▸ **ACTION ITEM**:
For each record below, set it down exactly but leave out any picture.

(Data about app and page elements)
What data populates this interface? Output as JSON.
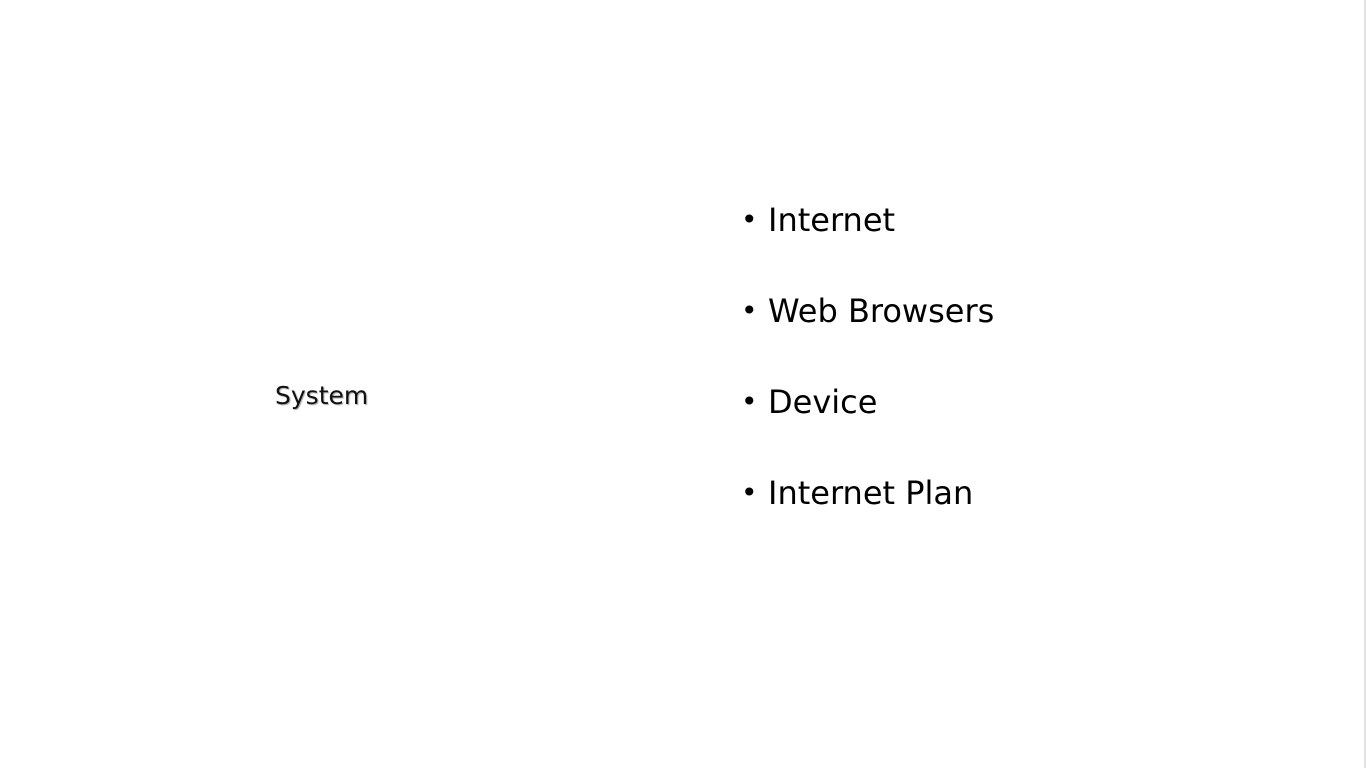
{
  "slide": {
    "title": "System",
    "bullet_glyph": "•",
    "bullets": [
      {
        "label": "Internet"
      },
      {
        "label": "Web Browsers"
      },
      {
        "label": "Device"
      },
      {
        "label": "Internet Plan"
      }
    ]
  },
  "colors": {
    "background": "#ffffff",
    "text": "#000000"
  }
}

▸ **REPLY TO THE TASK**:
What data populates this interface? Output as JSON.
{
  "slide": {
    "title": "System",
    "bullet_glyph": "•",
    "bullets": [
      {
        "label": "Internet"
      },
      {
        "label": "Web Browsers"
      },
      {
        "label": "Device"
      },
      {
        "label": "Internet Plan"
      }
    ]
  },
  "colors": {
    "background": "#ffffff",
    "text": "#000000"
  }
}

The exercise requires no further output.